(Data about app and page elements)
• • • • •

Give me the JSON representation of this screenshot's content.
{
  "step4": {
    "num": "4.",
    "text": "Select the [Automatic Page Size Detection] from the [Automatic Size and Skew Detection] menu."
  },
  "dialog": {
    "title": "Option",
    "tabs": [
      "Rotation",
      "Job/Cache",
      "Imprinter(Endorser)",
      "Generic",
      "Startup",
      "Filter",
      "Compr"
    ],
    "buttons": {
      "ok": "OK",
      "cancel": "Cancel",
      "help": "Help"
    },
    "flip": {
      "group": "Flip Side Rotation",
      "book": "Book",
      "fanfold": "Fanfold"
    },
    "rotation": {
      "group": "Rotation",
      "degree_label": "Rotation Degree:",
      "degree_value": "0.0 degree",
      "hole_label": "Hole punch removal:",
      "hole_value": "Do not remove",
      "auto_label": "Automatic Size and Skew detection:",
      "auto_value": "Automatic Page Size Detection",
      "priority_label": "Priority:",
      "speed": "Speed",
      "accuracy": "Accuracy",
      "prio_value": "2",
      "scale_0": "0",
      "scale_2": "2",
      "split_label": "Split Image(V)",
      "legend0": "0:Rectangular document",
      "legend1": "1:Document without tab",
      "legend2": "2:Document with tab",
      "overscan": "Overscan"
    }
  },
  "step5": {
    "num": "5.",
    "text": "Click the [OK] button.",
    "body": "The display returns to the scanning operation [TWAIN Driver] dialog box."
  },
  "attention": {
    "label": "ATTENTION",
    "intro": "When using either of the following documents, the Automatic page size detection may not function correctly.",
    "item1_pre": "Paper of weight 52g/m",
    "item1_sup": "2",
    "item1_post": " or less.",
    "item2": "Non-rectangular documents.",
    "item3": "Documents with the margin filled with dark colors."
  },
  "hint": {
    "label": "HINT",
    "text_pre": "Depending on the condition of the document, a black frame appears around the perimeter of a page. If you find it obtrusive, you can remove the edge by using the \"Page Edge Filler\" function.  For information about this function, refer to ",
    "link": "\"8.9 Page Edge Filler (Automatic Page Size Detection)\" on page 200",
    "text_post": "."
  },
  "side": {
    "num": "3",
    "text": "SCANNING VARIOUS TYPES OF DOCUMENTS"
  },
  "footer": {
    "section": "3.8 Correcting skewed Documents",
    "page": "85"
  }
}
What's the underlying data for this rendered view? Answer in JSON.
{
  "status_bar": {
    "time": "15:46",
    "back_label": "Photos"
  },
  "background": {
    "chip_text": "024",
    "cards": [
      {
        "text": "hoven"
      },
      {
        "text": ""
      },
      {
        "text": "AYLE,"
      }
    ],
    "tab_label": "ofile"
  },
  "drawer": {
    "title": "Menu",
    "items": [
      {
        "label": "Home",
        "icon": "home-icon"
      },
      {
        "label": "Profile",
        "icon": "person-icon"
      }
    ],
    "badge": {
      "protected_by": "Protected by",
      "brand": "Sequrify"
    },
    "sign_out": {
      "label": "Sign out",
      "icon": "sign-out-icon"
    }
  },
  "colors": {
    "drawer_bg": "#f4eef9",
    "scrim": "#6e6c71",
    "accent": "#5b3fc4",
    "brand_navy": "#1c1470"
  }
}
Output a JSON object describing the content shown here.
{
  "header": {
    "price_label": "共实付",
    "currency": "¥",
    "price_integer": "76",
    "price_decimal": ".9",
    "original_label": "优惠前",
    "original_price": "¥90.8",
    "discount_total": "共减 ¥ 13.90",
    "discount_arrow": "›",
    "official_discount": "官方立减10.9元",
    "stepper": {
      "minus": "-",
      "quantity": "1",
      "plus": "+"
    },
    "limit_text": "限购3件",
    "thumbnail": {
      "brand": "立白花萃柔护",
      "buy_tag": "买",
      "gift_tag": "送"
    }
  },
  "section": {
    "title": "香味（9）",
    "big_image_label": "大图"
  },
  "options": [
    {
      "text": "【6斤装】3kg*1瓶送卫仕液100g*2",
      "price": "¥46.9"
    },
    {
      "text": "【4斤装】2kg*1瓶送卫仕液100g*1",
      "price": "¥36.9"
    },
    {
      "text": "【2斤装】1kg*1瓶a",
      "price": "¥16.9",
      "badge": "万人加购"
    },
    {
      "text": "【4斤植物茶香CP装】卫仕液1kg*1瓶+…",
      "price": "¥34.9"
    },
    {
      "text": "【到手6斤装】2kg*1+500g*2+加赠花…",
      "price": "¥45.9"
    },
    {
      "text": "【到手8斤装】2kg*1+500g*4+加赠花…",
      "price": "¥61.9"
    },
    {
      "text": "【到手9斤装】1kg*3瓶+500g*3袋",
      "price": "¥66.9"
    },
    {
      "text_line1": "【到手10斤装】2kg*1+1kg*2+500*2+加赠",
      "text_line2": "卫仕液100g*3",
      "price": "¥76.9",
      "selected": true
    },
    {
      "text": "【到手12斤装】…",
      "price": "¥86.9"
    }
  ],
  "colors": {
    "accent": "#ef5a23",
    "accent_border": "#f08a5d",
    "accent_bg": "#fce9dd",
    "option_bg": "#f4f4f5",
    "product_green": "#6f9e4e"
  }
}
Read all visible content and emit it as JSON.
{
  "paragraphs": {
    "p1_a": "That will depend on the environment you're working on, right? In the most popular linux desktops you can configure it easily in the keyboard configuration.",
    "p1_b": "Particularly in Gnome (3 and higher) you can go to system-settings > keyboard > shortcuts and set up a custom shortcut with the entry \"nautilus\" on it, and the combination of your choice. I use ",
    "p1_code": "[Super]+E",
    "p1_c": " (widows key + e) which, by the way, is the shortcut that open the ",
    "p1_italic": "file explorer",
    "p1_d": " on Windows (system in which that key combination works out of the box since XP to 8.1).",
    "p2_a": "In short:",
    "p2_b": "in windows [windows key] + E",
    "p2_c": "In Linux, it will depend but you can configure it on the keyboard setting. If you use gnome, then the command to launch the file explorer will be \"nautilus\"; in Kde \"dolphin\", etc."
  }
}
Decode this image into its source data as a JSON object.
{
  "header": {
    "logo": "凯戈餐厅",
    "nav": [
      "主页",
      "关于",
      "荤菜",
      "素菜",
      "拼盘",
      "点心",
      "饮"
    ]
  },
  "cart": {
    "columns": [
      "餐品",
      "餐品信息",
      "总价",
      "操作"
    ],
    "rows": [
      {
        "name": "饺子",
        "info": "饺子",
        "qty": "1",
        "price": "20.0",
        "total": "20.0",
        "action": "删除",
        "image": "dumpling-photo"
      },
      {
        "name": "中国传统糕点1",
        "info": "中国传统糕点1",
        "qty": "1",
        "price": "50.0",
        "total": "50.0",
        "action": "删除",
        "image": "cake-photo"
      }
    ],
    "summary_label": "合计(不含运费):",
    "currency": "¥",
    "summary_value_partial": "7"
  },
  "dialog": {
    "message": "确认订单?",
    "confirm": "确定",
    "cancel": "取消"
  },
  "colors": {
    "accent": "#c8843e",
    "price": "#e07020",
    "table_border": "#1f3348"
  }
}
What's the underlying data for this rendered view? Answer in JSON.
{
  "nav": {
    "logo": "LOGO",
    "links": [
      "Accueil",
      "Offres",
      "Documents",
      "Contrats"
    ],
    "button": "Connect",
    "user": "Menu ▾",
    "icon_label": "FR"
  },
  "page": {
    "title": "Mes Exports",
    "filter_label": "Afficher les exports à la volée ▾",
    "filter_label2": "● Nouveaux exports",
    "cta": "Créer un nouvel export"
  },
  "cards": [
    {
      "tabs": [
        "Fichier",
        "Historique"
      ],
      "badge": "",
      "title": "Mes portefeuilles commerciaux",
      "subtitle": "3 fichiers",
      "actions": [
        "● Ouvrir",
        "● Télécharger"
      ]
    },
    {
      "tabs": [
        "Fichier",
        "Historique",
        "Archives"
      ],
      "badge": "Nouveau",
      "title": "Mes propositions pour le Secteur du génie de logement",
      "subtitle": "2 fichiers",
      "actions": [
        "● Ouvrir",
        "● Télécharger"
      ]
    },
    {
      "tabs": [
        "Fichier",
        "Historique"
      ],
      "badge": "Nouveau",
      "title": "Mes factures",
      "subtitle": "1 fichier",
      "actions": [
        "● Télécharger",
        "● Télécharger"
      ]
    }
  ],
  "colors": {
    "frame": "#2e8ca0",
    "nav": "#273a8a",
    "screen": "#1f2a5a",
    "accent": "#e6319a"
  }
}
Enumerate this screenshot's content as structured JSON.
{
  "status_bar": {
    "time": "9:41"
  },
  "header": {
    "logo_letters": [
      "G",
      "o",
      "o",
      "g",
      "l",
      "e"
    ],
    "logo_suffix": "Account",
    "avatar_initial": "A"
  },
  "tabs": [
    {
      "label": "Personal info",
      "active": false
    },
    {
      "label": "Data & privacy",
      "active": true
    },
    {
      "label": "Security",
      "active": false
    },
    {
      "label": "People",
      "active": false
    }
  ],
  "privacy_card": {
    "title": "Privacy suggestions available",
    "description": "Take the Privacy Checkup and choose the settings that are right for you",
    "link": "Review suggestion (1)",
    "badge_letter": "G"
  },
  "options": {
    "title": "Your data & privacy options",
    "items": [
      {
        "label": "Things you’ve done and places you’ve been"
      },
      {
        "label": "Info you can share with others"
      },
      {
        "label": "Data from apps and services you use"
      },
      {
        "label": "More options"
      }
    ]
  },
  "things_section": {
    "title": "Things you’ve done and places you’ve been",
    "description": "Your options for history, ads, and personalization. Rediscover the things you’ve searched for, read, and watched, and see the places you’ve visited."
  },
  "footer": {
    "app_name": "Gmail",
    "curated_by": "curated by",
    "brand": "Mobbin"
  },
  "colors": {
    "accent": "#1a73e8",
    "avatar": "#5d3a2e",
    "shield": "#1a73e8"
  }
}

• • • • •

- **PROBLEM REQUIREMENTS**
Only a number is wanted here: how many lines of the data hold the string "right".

- **RESPONSE TO THE TASK**
2